● **Instructions for the task**: Present each line of the entries below that holds the word "家用制冷器具".
══════════
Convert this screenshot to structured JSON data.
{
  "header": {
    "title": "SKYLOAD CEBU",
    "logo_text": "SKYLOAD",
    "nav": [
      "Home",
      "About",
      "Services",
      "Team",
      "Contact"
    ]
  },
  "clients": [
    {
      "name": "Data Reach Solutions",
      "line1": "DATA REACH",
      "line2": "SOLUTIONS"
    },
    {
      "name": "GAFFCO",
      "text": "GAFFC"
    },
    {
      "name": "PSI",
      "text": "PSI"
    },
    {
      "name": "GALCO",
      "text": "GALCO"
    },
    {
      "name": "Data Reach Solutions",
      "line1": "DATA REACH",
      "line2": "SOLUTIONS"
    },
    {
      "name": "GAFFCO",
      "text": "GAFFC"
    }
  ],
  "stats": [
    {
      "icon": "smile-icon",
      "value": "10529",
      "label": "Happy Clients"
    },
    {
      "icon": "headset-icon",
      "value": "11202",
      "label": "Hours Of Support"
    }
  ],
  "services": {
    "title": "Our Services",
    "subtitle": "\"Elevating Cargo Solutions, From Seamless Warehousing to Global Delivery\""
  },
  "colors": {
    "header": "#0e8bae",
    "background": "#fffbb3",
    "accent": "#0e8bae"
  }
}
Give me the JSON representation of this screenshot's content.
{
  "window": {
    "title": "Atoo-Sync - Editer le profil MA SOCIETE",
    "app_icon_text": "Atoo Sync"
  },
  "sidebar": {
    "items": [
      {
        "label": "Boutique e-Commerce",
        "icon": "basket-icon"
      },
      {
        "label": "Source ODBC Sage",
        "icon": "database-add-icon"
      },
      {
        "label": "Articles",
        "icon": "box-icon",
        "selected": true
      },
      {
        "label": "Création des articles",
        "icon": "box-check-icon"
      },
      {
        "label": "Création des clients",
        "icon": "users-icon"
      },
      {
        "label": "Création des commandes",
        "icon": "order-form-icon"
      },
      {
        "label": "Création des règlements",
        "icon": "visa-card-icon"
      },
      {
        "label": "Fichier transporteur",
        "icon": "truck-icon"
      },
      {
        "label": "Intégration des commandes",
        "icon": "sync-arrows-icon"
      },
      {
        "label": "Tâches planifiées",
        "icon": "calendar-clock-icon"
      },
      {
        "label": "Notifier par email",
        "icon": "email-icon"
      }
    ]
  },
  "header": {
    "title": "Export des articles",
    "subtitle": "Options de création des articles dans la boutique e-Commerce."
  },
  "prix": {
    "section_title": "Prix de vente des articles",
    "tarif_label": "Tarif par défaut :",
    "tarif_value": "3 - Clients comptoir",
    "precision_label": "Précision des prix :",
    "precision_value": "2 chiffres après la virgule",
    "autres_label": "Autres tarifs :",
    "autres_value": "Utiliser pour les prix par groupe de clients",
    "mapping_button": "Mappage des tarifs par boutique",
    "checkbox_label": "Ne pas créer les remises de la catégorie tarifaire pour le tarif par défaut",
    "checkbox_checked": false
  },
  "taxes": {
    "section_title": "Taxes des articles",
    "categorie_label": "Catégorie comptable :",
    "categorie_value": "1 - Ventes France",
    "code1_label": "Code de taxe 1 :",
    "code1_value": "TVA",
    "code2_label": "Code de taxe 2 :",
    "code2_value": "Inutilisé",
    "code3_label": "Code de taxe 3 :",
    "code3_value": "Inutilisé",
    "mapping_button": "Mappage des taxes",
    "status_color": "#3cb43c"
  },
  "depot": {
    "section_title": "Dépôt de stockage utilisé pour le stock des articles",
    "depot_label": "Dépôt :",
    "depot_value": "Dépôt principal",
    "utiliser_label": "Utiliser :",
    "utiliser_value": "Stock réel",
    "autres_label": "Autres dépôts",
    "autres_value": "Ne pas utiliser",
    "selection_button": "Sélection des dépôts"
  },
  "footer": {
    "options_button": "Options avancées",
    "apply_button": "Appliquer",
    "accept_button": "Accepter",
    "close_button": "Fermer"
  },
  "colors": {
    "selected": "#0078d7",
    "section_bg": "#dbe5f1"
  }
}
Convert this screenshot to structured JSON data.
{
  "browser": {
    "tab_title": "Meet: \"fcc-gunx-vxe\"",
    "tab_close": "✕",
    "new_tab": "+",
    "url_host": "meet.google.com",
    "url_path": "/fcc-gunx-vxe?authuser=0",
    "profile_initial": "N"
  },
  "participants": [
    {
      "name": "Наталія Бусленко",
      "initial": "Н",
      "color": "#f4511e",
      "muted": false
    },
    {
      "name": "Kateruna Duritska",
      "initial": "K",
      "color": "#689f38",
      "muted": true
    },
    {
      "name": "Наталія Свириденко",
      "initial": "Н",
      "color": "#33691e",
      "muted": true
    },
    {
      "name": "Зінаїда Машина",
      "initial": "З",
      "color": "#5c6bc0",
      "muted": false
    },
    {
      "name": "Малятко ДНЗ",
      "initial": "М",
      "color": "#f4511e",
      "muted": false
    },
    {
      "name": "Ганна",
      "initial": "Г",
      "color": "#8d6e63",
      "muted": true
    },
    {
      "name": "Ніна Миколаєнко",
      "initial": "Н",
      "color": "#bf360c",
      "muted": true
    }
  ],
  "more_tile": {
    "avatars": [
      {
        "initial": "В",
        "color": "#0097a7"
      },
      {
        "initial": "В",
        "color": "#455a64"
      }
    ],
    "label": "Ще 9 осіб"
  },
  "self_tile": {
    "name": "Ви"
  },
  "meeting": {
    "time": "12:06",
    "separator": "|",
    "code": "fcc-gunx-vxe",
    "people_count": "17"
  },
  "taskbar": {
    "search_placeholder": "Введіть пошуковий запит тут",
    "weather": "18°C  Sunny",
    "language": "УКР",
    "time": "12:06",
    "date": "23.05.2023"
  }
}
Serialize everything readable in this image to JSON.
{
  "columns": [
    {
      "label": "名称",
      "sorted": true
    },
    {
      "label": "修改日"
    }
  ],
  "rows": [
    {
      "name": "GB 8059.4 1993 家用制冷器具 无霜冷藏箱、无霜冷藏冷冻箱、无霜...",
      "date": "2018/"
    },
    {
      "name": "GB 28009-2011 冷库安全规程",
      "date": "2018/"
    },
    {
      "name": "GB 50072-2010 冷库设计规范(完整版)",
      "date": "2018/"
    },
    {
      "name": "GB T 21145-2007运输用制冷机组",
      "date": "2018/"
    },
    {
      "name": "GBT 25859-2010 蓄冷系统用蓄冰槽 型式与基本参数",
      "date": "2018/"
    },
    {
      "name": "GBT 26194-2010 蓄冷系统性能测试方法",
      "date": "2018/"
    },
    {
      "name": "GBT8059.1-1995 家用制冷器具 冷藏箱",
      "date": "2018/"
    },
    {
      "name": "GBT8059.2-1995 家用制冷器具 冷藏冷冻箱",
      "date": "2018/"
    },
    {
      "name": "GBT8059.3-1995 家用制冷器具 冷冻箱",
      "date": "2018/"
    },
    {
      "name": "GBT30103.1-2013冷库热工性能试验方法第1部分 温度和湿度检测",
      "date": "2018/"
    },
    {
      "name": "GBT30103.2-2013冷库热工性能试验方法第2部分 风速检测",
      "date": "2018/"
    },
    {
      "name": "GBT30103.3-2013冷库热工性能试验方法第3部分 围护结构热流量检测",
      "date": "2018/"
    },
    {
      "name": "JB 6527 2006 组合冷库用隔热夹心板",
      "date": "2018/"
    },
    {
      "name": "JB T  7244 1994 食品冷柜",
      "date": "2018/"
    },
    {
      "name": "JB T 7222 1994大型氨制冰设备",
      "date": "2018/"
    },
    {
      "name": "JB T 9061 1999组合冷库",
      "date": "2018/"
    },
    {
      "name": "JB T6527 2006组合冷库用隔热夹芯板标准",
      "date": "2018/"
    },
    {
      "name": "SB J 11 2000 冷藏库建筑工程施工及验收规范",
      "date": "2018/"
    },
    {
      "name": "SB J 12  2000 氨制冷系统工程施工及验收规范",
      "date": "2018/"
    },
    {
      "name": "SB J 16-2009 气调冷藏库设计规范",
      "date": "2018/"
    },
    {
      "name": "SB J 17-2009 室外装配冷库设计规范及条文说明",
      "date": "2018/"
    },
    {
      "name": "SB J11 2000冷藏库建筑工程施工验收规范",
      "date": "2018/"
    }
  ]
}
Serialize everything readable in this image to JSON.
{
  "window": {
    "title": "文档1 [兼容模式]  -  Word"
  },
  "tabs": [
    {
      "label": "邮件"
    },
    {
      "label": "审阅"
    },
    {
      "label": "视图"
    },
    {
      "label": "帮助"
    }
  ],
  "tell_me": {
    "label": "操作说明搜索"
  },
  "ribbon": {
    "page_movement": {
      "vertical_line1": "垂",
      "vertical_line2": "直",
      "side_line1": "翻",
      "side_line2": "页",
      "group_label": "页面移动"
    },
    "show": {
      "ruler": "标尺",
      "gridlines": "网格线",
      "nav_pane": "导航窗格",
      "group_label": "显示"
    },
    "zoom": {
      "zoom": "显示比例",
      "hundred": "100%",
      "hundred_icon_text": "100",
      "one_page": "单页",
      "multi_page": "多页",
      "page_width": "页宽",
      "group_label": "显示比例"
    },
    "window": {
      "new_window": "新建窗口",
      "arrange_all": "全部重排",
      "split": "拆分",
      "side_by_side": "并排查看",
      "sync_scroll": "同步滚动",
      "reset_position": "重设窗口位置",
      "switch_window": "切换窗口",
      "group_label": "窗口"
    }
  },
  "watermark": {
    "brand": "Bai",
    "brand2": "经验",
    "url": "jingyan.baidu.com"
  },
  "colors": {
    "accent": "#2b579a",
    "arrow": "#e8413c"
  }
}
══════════
● **Result of this task**:
      "name": "GB 8059.4 1993 家用制冷器具 无霜冷藏箱、无霜冷藏冷冻箱、无霜...",
      "name": "GBT8059.1-1995 家用制冷器具 冷藏箱",
      "name": "GBT8059.2-1995 家用制冷器具 冷藏冷冻箱",
      "name": "GBT8059.3-1995 家用制冷器具 冷冻箱",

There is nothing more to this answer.